de l'Hindoustan, vol. ii, p. 107) is certainly the Anna Perenna of the
Romans. Baghis, a nickname of Shiva, reminds one of the seer
Bakis (ibid., vol. i, p. 178). In the Sakllntala (Act VI, end p. 131)
the name Diuespetir occurs as a nickname of Indra; this is
obviously Diespiter.7
There is much to be said in favour of the identity of the Buddha
with Woden; according to Langles (Monuments, vol. ii) Wednes-
day (Wodensday) is sacred to ~ Mercury and the Buddha.
Corban, in the Oupnekhat sacrijicillm, occurs in St. Mark 7: 11:
KOp{3&V (0 Ean OWpOV) , Latin: Corban, i.e. mllnllS Deo dicatum. 8
But the following is the most important. The planet ~ Mercury
is sacred to the Buddha, is to a certain extent identified with him,
and Wednesday is Buddha's day. Now Mercury is the son of
Ma)la, and Buddha was the son of Maya the Queen. This cannot
be pure chance! 'Here lies a minstrel' say the Swabians. See,
however, lvlanual oj Budhism, p. 354, note, and Asiatic Researches,
vol, i, p. 162.
Spence Hardy (Eastern Monachism, p. 122) reports that the
robes that are to be presented to the priests at a certain cere-
mony must be woven and made up in one day. Herodotus,
lib. n, c. 122, gives a similar account of a garment that is
presented to a priest on a ceremonial occasion.
The autochthon of the Germans is Manlllls; his son is Tuiskon.
In the Oupneklzat (vol. ii, p. 347, and vol. i, p. 96) the first human
being is called Man.
It is well known that Satyaurati is identical with Menu or

* Schelling's explanation of Janus (in the Berlin Academy) is that he signifies

'chaos as primary unity'. A much more thorough explanation is given by Walz,
De religione Romal/orum alltiquissima, (in the prospectus ofTuhingen University) 1845.
7 [Jupiter.]
8 ['Corban, that is to say, a gift' (An Aramaic word inserted by the Persian
translators and not occurring in the Sanskrit text).]
Manu, and, on the other hand, with Noah.

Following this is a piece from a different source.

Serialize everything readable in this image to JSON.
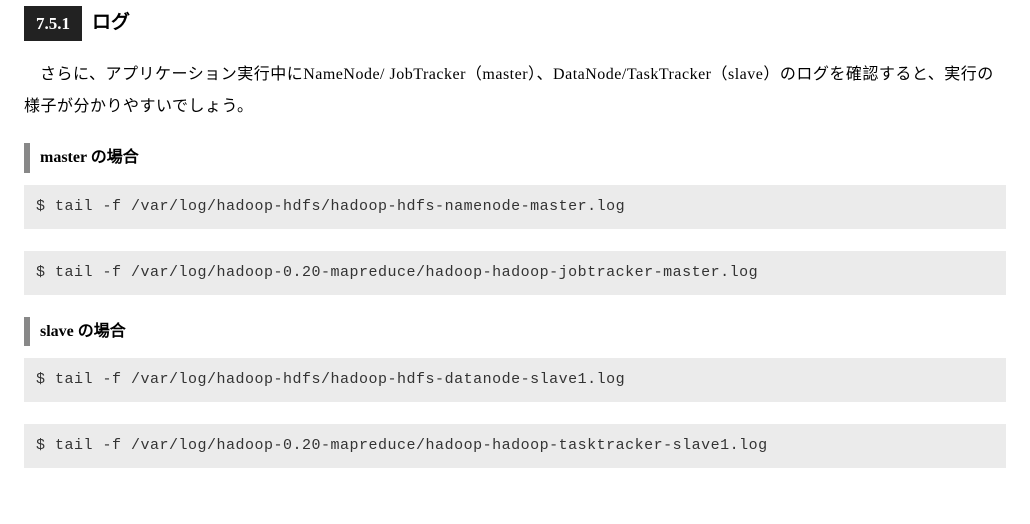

Now the father of
Samson is Manoah (Judges 13); Manu, Manoah, Noah; the
Septuagint has Mavw and NWE. Might not N oe be exactly the
same as Manoe with the omission of the first syllable?
Among the Etruscans Jupiter was called Tina (Moreau de
Jones at the Academy of Moral and Political Science, December
1850). Perhaps this might be connected with the Chinese Tien.
T he Etruscans had the Anna Perenna of the Hindus.
All these analogies are thoroughly investigated by Wilford
and Burr in the Asiatic Researches.